HUNTSVILLE, Ala. (WAFF) - The fight against COVID-19 is a world-wide effort, and the HudsonAlpha Institute for Biotechnology is leading the way here in North Alabama.
A few months ago, HudsonAlpha President and Science Director Dr. Rick Myers shared that the institute had launched an antibody study in partnership with Huntsville Hospital in hopes of developing a treatment for COVID-19.
The study involved taking blood samples from patients at several intervals throughout their diagnosis, meaning the institute would collect a sample when the patient was first admitted to Huntsville Hospital, then collect another sample a few days later, then again a few days later, etc. Researchers would then study those samples to look for antibodies that react with the virus.
So far, the study has showed promising results.
“They have indeed identified from these patients antibodies that are clearly being made in response to being infected with the virus,” says Dr. Myers. “The idea there is you take that information from those antibodies and then try to develop a therapy from it.”
The timeline for testing that therapy is moving along rather steadily.
“I wouldn’t be surprised if we see that within the next month or two,” says Dr. Myers.
Still, Dr. Myers says developing a treatment for COVID-19 is going to be a joint effort with researchers from around the country and around the world.
“There’s not going to be only one treatment, only one antibody. It’s going to be what we call a cocktail. It might even be as many as a dozen or so different antibodies that you put together and then use as a treatment,” says Dr. Myers. “So, we’re really looking forward to that next step. We have arrangements with other laboratories to try to get to that point.”
In the meantime, Dr. Myers continues to stress people take proper precaution to prevent the spread of coronavirus.

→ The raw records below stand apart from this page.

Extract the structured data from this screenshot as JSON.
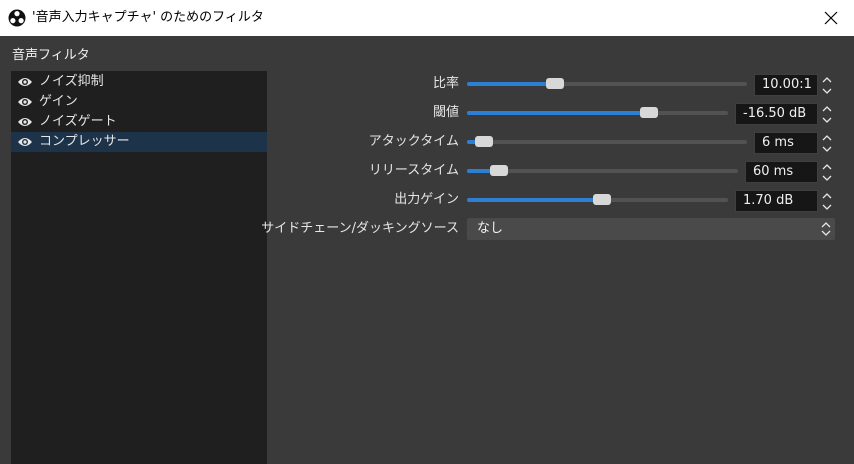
{
  "window": {
    "title": "'音声入力キャプチャ' のためのフィルタ",
    "logo_icon": "obs-logo-icon",
    "close_icon": "close-icon"
  },
  "panel": {
    "section_label": "音声フィルタ"
  },
  "filters": [
    {
      "label": "ノイズ抑制",
      "icon": "eye-icon",
      "selected": false
    },
    {
      "label": "ゲイン",
      "icon": "eye-icon",
      "selected": false
    },
    {
      "label": "ノイズゲート",
      "icon": "eye-icon",
      "selected": false
    },
    {
      "label": "コンプレッサー",
      "icon": "eye-icon",
      "selected": true
    }
  ],
  "properties": {
    "ratio": {
      "label": "比率",
      "value": "10.00:1",
      "level": 0.3
    },
    "threshold": {
      "label": "閾値",
      "value": "-16.50 dB",
      "level": 0.71
    },
    "attack": {
      "label": "アタックタイム",
      "value": "6 ms",
      "level": 0.03
    },
    "release": {
      "label": "リリースタイム",
      "value": "60 ms",
      "level": 0.09
    },
    "output_gain": {
      "label": "出力ゲイン",
      "value": "1.70 dB",
      "level": 0.52
    },
    "sidechain": {
      "label": "サイドチェーン/ダッキングソース",
      "value": "なし"
    }
  },
  "colors": {
    "accent": "#2d7fd4",
    "selected_row": "#1d3349",
    "panel_bg": "#3a3a3a",
    "list_bg": "#1f1f1f"
  }
}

“I just hope that everyone will take this seriously because we can get over it a lot easier and a lot faster if we actually follow the recommendations about wearing masks, keeping distances, washing, etc.” says Dr. Myers. “They do help tremendously.”